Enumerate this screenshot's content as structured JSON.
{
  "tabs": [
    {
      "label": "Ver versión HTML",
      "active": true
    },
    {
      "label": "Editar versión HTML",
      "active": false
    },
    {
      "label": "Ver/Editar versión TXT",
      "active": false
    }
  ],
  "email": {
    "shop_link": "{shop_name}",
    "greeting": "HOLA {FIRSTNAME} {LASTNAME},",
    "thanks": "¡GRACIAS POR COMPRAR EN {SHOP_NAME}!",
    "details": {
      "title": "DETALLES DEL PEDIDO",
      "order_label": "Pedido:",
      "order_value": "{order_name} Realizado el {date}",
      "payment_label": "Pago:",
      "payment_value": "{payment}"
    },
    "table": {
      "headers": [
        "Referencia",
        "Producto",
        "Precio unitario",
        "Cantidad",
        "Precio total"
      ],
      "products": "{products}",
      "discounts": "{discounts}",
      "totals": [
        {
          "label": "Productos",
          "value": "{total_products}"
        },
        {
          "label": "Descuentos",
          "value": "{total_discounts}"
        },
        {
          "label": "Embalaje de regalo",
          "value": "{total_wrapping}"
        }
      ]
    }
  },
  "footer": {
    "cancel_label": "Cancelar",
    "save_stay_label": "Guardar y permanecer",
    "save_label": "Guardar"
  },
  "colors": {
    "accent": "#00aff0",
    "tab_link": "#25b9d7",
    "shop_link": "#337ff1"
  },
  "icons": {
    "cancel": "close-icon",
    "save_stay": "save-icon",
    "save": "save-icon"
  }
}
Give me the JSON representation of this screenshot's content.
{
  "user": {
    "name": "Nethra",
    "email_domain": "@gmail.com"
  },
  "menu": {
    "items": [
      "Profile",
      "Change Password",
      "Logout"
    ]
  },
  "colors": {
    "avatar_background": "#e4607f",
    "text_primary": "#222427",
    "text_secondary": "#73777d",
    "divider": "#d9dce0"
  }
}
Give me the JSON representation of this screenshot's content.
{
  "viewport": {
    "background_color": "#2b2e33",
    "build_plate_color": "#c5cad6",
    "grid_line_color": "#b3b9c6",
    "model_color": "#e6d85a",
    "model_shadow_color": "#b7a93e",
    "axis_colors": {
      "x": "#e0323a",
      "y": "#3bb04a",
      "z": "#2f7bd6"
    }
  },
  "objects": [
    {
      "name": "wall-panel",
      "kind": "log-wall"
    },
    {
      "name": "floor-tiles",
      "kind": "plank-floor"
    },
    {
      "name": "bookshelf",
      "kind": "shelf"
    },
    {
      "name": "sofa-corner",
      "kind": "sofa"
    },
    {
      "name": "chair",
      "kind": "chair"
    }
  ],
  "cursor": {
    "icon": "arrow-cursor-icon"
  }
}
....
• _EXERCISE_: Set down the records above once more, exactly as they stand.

• _RESULT OF THIS TASK_:
Enumerate this screenshot's content as structured JSON.
{
  "tabs": [
    {
      "label": "Ver versión HTML",
      "active": true
    },
    {
      "label": "Editar versión HTML",
      "active": false
    },
    {
      "label": "Ver/Editar versión TXT",
      "active": false
    }
  ],
  "email": {
    "shop_link": "{shop_name}",
    "greeting": "HOLA {FIRSTNAME} {LASTNAME},",
    "thanks": "¡GRACIAS POR COMPRAR EN {SHOP_NAME}!",
    "details": {
      "title": "DETALLES DEL PEDIDO",
      "order_label": "Pedido:",
      "order_value": "{order_name} Realizado el {date}",
      "payment_label": "Pago:",
      "payment_value": "{payment}"
    },
    "table": {
      "headers": [
        "Referencia",
        "Producto",
        "Precio unitario",
        "Cantidad",
        "Precio total"
      ],
      "products": "{products}",
      "discounts": "{discounts}",
      "totals": [
        {
          "label": "Productos",
          "value": "{total_products}"
        },
        {
          "label": "Descuentos",
          "value": "{total_discounts}"
        },
        {
          "label": "Embalaje de regalo",
          "value": "{total_wrapping}"
        }
      ]
    }
  },
  "footer": {
    "cancel_label": "Cancelar",
    "save_stay_label": "Guardar y permanecer",
    "save_label": "Guardar"
  },
  "colors": {
    "accent": "#00aff0",
    "tab_link": "#25b9d7",
    "shop_link": "#337ff1"
  },
  "icons": {
    "cancel": "close-icon",
    "save_stay": "save-icon",
    "save": "save-icon"
  }
}
Give me the JSON representation of this screenshot's content.
{
  "user": {
    "name": "Nethra",
    "email_domain": "@gmail.com"
  },
  "menu": {
    "items": [
      "Profile",
      "Change Password",
      "Logout"
    ]
  },
  "colors": {
    "avatar_background": "#e4607f",
    "text_primary": "#222427",
    "text_secondary": "#73777d",
    "divider": "#d9dce0"
  }
}
Give me the JSON representation of this screenshot's content.
{
  "viewport": {
    "background_color": "#2b2e33",
    "build_plate_color": "#c5cad6",
    "grid_line_color": "#b3b9c6",
    "model_color": "#e6d85a",
    "model_shadow_color": "#b7a93e",
    "axis_colors": {
      "x": "#e0323a",
      "y": "#3bb04a",
      "z": "#2f7bd6"
    }
  },
  "objects": [
    {
      "name": "wall-panel",
      "kind": "log-wall"
    },
    {
      "name": "floor-tiles",
      "kind": "plank-floor"
    },
    {
      "name": "bookshelf",
      "kind": "shelf"
    },
    {
      "name": "sofa-corner",
      "kind": "sofa"
    },
    {
      "name": "chair",
      "kind": "chair"
    }
  ],
  "cursor": {
    "icon": "arrow-cursor-icon"
  }
}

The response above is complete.